In other slightly less complicated news. Influence Media Partners announced an “investment” in the masters of country singer Blake Sheldton. Billboard interviewed Joseph Brenner of Grubman, Indursky & Shire about some of the major catalog deals he helped facilitate (like Bowie, Springsteen, and Sting) with major labels saying the buying frenzy for catalogs is over. (Don’t tell the folks at Primary Wave) Then lastly the Financial Times continues to report on Hipgnosis and the latest is that the company is planning a stock buyback in early December that’ll be financed through the company’s latest round of debt. Gotta make sure those shareholders see some money as the company’s stock price continues to languish.
6 Links 2 Read
Understanding Two Decades of Music Catalog Purchases - Centre National de La Musique Ideas Lab
Last year, the Centre National de La Musique in France reached out to me to help do a study on music catalog purchases.

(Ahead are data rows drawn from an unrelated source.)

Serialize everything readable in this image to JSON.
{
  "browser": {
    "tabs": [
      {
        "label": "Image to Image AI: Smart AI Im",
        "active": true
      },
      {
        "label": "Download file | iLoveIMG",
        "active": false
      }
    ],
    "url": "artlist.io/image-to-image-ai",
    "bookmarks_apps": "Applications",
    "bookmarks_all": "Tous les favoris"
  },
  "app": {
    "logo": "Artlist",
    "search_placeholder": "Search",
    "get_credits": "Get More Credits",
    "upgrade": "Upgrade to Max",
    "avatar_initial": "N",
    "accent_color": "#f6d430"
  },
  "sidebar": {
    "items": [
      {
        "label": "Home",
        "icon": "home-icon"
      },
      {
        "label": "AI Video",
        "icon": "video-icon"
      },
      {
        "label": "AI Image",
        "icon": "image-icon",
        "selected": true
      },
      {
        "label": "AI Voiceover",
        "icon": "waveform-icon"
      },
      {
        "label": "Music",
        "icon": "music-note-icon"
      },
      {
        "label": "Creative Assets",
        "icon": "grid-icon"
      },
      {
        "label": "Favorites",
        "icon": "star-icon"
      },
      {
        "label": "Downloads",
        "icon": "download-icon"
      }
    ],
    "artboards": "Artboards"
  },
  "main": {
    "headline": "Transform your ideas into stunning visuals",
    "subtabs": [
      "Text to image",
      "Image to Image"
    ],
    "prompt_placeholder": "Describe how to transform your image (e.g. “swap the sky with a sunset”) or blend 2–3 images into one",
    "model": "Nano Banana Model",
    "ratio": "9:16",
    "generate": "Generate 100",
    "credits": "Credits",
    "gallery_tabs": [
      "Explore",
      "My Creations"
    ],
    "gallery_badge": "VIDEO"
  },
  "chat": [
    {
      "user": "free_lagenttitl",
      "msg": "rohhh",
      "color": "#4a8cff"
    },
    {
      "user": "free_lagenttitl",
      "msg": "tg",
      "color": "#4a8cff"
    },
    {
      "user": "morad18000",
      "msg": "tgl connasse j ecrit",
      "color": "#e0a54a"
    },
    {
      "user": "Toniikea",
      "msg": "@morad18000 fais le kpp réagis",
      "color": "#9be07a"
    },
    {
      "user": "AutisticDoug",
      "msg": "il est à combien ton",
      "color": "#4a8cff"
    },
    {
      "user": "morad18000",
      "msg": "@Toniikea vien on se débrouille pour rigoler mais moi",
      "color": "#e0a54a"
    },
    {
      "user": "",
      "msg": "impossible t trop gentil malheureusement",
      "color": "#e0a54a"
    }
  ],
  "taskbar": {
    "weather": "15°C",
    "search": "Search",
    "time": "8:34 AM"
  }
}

So I worked alongside Henderson Cole, and my former coworker Kaitlyn Davies, on this report on the last twenty years of deals, which also includes a deeper history of American music publishing going back to the 60s. This was an incredibly cool project to work on, so excited that people can read it.
Too Many Songs, Not Enough Hits: Pop Music Is Struggling to Create New Stars - Billboard (Subscription)
The music industry right now is obsessed with essentially blaming all of its woes on TikTok, which if my last two newsletters hopefully showed isn’t a new tactic for an industry experiencing stagnation. Not that TikTok is great for music but that narrowed focus on a single app I think over time will look goofier as things like BeReal and whatever may be next start to eat away at even TikTok’s control over youth attention.
Music Stocks Are Down Over 44% So Far This Year - Billboard (Subscription)
The music industry interlocked its business with technology firms and when those firms catch a cold, the music industry begins to cough.
When the Tinhats Are Right - exiledfan
A critique of how shipping culture (imaginary relationships spawn by fans) pervertedly interweaves fandom and commerce by abstracting real people into products that one can stake entire consumer behaviors behind (specific stan armies fighting each other).
Valuations of Music Catalogs - Ivan Kosyuk and Sasha Stoikov
A short paper looking at Royalty Exchange data shows people underbidding what would be the assumed median price of potential songs. A sign that the paper suggests buyers not being as convinced about the potential of said assets, or need more evidence if a song’s success is organic or boosted by additional marketing efforts. This reminds me of Brookfield and CAA purchasing selected parts of Primary Wave’s earlier funds, likely because at this point folks are getting pickier about the song assets it's like to own.
I enjoyed this piece because people often like to cite the money spent on new technologies (see A.I., NFTs, etc.) as proof of future adoption when in reality it could just mean a lot of rich people have too much money to waste.